In August 2009, Prime Minister Stephen Harper stated, “The extension of Highway 5, the largest infrastructure project in the Outaouais, will help the region’s economic development, create high-paying jobs and greatly enhance the quality of life and safety of residents of the Outaouais region.”
Funded in part by federal stimulus dollars, the project involves building a four-lane divided highway from Chemin de la Riviere to the existing part of the highway in Wakefield.
Nikki Mantell, the editor of The Low Down, a local newspaper, asks, “Will this highway extension ruin the aquifer that feeds the Wakefield spring?”
She writes, “The Wakefield spring is the closest thing the region has to holy water – people revere it, cherish it, talk about it to their city friends, their city friends come to Wakefield just to get a taste. It’s natural, clean, cold, delicious and free. It’s a valued necessity to residents, cottagers and visitors. Rich or poor, newbie or long-time local; the spring’s value cuts across boundaries. To run it would be an unforgivable act.”
Jean-Francois Roy, an engineer associated with Cima+ and Tecsult Inc., told concerned residents at a recent information session that hydrology studies are underway to investigate any impact on Wakefield’s water supply, but no date for the completion of the study was given.
“(Villagers) at the meeting asked for assurances the highway would not be built until the hydrology studies and the federal environmental impact study are completed. Roy assured them that the highway cannot be built until until provincial and federal officials authorize everything, and nothing can be authorized until the studies are completed.”
We will be looking for those studies which should be made available on the La Peche municipality’s website before any further construction proceeds. Information from the municipality and about the federal environmental assessment of this highway construction can be found at http://www.villelapeche.qc.ca/index.php/en/la-peche/projects/extension-higway-5.
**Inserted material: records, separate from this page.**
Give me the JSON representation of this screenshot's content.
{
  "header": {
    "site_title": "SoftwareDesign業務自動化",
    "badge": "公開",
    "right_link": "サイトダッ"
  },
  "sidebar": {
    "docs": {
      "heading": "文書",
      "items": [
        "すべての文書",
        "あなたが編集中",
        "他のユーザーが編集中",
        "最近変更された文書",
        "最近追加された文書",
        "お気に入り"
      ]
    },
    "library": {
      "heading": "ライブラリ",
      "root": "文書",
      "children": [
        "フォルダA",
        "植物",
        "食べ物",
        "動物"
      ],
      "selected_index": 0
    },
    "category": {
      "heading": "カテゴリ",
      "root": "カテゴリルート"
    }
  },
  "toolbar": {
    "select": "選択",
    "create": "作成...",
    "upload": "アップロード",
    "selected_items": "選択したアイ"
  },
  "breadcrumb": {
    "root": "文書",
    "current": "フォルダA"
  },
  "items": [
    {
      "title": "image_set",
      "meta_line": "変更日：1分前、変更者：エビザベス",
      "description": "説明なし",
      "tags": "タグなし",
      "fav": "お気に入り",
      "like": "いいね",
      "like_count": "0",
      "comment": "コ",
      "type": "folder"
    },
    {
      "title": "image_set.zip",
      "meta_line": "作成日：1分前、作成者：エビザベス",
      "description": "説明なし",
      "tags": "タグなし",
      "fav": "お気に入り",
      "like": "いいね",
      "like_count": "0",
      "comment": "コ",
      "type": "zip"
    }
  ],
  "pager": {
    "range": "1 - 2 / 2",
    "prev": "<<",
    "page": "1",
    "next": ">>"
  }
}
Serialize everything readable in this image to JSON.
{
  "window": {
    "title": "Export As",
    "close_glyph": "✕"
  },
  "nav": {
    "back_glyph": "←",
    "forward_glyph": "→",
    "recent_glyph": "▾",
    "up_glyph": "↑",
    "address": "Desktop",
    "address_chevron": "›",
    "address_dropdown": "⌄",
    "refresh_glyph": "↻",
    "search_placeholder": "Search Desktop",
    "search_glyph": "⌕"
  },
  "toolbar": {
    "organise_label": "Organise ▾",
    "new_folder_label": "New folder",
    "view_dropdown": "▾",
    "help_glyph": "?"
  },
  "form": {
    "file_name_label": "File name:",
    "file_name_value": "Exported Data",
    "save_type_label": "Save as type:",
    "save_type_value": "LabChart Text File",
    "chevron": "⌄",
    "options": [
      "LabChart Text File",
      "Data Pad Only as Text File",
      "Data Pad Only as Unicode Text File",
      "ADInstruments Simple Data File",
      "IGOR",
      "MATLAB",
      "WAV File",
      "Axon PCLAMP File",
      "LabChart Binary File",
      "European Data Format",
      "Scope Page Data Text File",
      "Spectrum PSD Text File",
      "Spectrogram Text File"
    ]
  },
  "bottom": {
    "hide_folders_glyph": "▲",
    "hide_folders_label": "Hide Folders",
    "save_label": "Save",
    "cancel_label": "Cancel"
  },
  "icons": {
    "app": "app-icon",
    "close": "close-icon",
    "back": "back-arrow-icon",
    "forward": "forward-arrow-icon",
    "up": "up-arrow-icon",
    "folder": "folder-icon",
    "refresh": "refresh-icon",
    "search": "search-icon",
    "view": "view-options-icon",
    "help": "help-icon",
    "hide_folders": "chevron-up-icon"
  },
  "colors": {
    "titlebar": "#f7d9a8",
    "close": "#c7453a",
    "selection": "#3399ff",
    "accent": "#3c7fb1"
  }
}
The local newspaper notes, “The letter-writing campaign to various levels of government has already begun.” We would suggest that you contact area MP Lawrence Cannon, also the minister of foreign affairs, for a guarantee that the aquifer and the spring will not be endangered by the highway. He can be reached at Cannon.L@parl.gc.ca.
But time is short. Work on an initial 2.5 kilometre portion of the highway began in 2010. “Work on Phase 2, which extends 6.5 kilometres from Meech Creek to Wakefield is scheduled to begin in the spring of 2011. Phase 3 will extend Hwy 5 one kilometre north of Wakefield.”
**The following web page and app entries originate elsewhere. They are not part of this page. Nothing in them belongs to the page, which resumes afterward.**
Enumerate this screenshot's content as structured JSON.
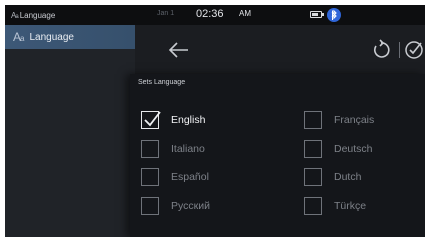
{
  "status_bar": {
    "app_title": "Language",
    "date": "Jan 1",
    "time": "02:36",
    "ampm": "AM",
    "icons": [
      "battery-icon",
      "bluetooth-icon"
    ]
  },
  "sidebar": {
    "items": [
      {
        "label": "Language",
        "icon": "language-icon",
        "selected": true
      }
    ]
  },
  "header": {
    "icons": [
      "back-arrow-icon",
      "undo-icon",
      "checkmark-icon"
    ]
  },
  "panel": {
    "title": "Sets Language",
    "languages": [
      {
        "label": "English",
        "checked": true
      },
      {
        "label": "Français",
        "checked": false
      },
      {
        "label": "Italiano",
        "checked": false
      },
      {
        "label": "Deutsch",
        "checked": false
      },
      {
        "label": "Español",
        "checked": false
      },
      {
        "label": "Dutch",
        "checked": false
      },
      {
        "label": "Русский",
        "checked": false
      },
      {
        "label": "Türkçe",
        "checked": false
      }
    ]
  },
  "colors": {
    "selected_item": "#3d5877",
    "background": "#1a1c20",
    "bluetooth": "#2f66d9"
  }
}
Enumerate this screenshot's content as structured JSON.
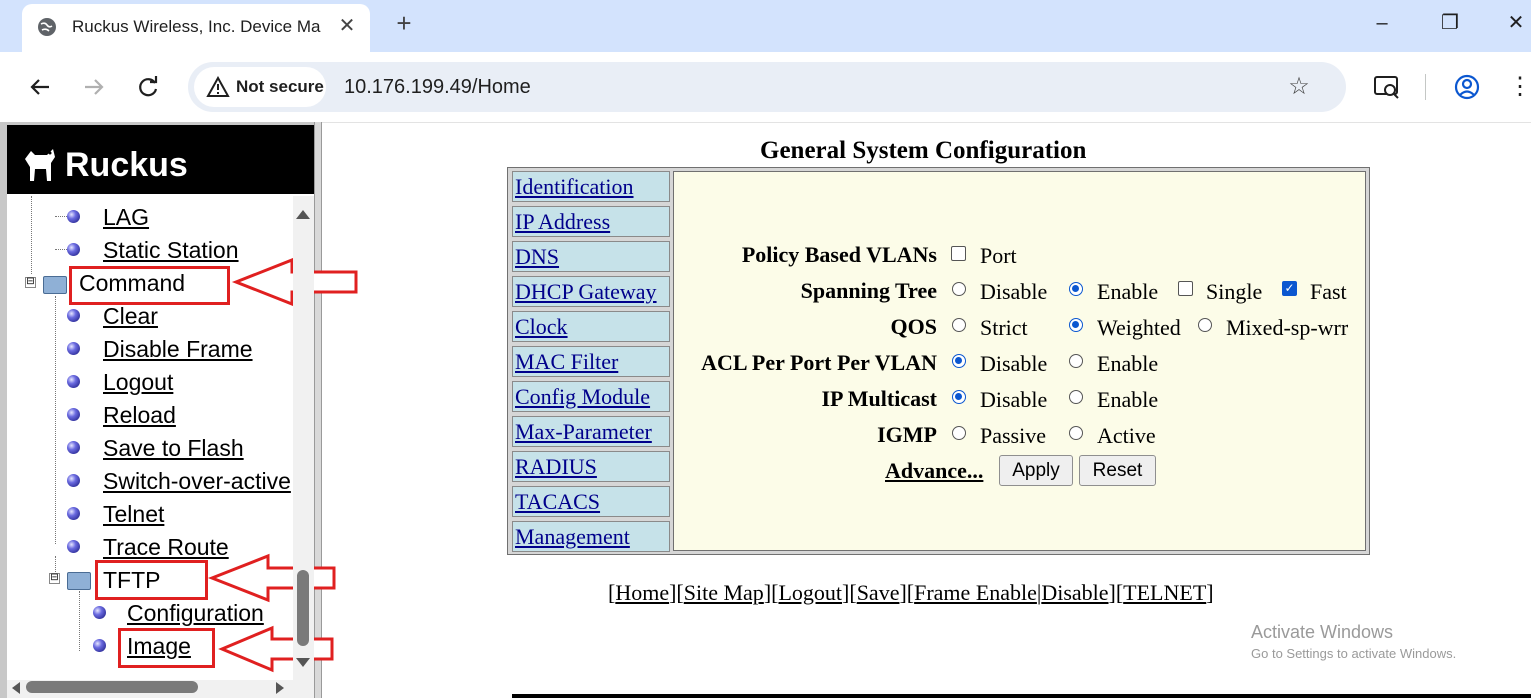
{
  "browser": {
    "tab_title": "Ruckus Wireless, Inc. Device Ma",
    "tab_close": "✕",
    "new_tab": "+",
    "security_label": "Not secure",
    "url": "10.176.199.49/Home",
    "window_controls": {
      "minimize": "–",
      "restore": "❐",
      "close": "✕"
    }
  },
  "sidebar": {
    "logo_text": "Ruckus",
    "items": [
      {
        "label": "LAG",
        "type": "link"
      },
      {
        "label": "Static Station",
        "type": "link"
      },
      {
        "label": "Command",
        "type": "folder"
      },
      {
        "label": "Clear",
        "type": "link"
      },
      {
        "label": "Disable Frame",
        "type": "link"
      },
      {
        "label": "Logout",
        "type": "link"
      },
      {
        "label": "Reload",
        "type": "link"
      },
      {
        "label": "Save to Flash",
        "type": "link"
      },
      {
        "label": "Switch-over-active",
        "type": "link"
      },
      {
        "label": "Telnet",
        "type": "link"
      },
      {
        "label": "Trace Route",
        "type": "link"
      },
      {
        "label": "TFTP",
        "type": "folder"
      },
      {
        "label": "Configuration",
        "type": "link"
      },
      {
        "label": "Image",
        "type": "link"
      }
    ],
    "expander_symbol": "⊟"
  },
  "main": {
    "title": "General System Configuration",
    "menu": [
      "Identification",
      "IP Address",
      "DNS",
      "DHCP Gateway",
      "Clock",
      "MAC Filter",
      "Config Module",
      "Max-Parameter",
      "RADIUS",
      "TACACS",
      "Management"
    ],
    "settings": {
      "policy_vlans": {
        "label": "Policy Based VLANs",
        "port": "Port",
        "port_checked": false
      },
      "spanning_tree": {
        "label": "Spanning Tree",
        "disable": "Disable",
        "enable": "Enable",
        "selected": "Enable",
        "single": "Single",
        "single_checked": false,
        "fast": "Fast",
        "fast_checked": true
      },
      "qos": {
        "label": "QOS",
        "strict": "Strict",
        "weighted": "Weighted",
        "mixed": "Mixed-sp-wrr",
        "selected": "Weighted"
      },
      "acl": {
        "label": "ACL Per Port Per VLAN",
        "disable": "Disable",
        "enable": "Enable",
        "selected": "Disable"
      },
      "ip_multicast": {
        "label": "IP Multicast",
        "disable": "Disable",
        "enable": "Enable",
        "selected": "Disable"
      },
      "igmp": {
        "label": "IGMP",
        "passive": "Passive",
        "active": "Active",
        "selected": null
      }
    },
    "advance_label": "Advance...",
    "apply_label": "Apply",
    "reset_label": "Reset"
  },
  "footer": {
    "open_bracket": "[",
    "close_bracket": "]",
    "home": "Home",
    "site_map": "Site Map",
    "logout": "Logout",
    "save": "Save",
    "frame_enable": "Frame Enable",
    "pipe": "|",
    "disable": "Disable",
    "telnet": "TELNET"
  },
  "watermark": {
    "title": "Activate Windows",
    "subtitle": "Go to Settings to activate Windows."
  },
  "colors": {
    "annotation_red": "#e02020",
    "menu_cell_bg": "#c6e2e9",
    "panel_bg": "#fcfce8",
    "link_blue": "#00008b"
  }
}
To read more, please go to http://lowdownonline.com/2010/05/wakefield-quebec-residents-learn-no-more-consultations-for-a-5-extension/ and http://lowdownonline.com/2010/05/remember-the-killer-highway/.